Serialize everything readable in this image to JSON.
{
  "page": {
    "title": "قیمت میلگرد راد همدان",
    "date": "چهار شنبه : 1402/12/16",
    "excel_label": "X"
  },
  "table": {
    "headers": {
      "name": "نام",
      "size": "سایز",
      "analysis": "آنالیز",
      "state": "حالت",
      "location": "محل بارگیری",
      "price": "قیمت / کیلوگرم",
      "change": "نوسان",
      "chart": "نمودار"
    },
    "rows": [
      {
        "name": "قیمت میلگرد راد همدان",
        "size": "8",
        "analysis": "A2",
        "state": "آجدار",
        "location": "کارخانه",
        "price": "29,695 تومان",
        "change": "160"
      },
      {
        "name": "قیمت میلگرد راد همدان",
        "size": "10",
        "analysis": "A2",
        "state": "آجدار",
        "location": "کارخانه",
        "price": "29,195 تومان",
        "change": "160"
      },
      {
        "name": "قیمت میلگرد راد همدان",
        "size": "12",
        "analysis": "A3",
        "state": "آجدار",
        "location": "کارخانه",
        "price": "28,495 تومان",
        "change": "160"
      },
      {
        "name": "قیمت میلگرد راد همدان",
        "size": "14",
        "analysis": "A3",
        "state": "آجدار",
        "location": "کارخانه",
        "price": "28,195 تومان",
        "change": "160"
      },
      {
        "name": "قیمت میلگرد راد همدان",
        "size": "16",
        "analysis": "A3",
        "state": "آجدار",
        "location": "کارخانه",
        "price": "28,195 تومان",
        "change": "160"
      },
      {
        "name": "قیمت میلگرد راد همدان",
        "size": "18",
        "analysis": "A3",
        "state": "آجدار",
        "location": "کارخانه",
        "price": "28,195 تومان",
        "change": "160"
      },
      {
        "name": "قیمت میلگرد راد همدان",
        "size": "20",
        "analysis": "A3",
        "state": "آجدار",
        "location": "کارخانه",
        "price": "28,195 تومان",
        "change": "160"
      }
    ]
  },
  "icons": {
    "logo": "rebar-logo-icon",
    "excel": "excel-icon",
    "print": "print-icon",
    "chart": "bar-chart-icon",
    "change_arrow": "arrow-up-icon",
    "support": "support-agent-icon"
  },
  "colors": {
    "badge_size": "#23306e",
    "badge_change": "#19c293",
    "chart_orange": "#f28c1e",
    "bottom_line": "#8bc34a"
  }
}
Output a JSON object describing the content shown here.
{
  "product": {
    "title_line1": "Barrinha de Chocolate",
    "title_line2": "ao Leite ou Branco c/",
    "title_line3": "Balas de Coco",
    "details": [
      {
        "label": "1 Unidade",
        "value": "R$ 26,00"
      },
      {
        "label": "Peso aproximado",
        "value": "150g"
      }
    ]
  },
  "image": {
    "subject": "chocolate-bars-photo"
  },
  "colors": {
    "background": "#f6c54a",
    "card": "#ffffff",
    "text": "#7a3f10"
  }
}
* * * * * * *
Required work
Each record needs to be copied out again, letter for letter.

Output for this exercise
Serialize everything readable in this image to JSON.
{
  "page": {
    "title": "قیمت میلگرد راد همدان",
    "date": "چهار شنبه : 1402/12/16",
    "excel_label": "X"
  },
  "table": {
    "headers": {
      "name": "نام",
      "size": "سایز",
      "analysis": "آنالیز",
      "state": "حالت",
      "location": "محل بارگیری",
      "price": "قیمت / کیلوگرم",
      "change": "نوسان",
      "chart": "نمودار"
    },
    "rows": [
      {
        "name": "قیمت میلگرد راد همدان",
        "size": "8",
        "analysis": "A2",
        "state": "آجدار",
        "location": "کارخانه",
        "price": "29,695 تومان",
        "change": "160"
      },
      {
        "name": "قیمت میلگرد راد همدان",
        "size": "10",
        "analysis": "A2",
        "state": "آجدار",
        "location": "کارخانه",
        "price": "29,195 تومان",
        "change": "160"
      },
      {
        "name": "قیمت میلگرد راد همدان",
        "size": "12",
        "analysis": "A3",
        "state": "آجدار",
        "location": "کارخانه",
        "price": "28,495 تومان",
        "change": "160"
      },
      {
        "name": "قیمت میلگرد راد همدان",
        "size": "14",
        "analysis": "A3",
        "state": "آجدار",
        "location": "کارخانه",
        "price": "28,195 تومان",
        "change": "160"
      },
      {
        "name": "قیمت میلگرد راد همدان",
        "size": "16",
        "analysis": "A3",
        "state": "آجدار",
        "location": "کارخانه",
        "price": "28,195 تومان",
        "change": "160"
      },
      {
        "name": "قیمت میلگرد راد همدان",
        "size": "18",
        "analysis": "A3",
        "state": "آجدار",
        "location": "کارخانه",
        "price": "28,195 تومان",
        "change": "160"
      },
      {
        "name": "قیمت میلگرد راد همدان",
        "size": "20",
        "analysis": "A3",
        "state": "آجدار",
        "location": "کارخانه",
        "price": "28,195 تومان",
        "change": "160"
      }
    ]
  },
  "icons": {
    "logo": "rebar-logo-icon",
    "excel": "excel-icon",
    "print": "print-icon",
    "chart": "bar-chart-icon",
    "change_arrow": "arrow-up-icon",
    "support": "support-agent-icon"
  },
  "colors": {
    "badge_size": "#23306e",
    "badge_change": "#19c293",
    "chart_orange": "#f28c1e",
    "bottom_line": "#8bc34a"
  }
}
Output a JSON object describing the content shown here.
{
  "product": {
    "title_line1": "Barrinha de Chocolate",
    "title_line2": "ao Leite ou Branco c/",
    "title_line3": "Balas de Coco",
    "details": [
      {
        "label": "1 Unidade",
        "value": "R$ 26,00"
      },
      {
        "label": "Peso aproximado",
        "value": "150g"
      }
    ]
  },
  "image": {
    "subject": "chocolate-bars-photo"
  },
  "colors": {
    "background": "#f6c54a",
    "card": "#ffffff",
    "text": "#7a3f10"
  }
}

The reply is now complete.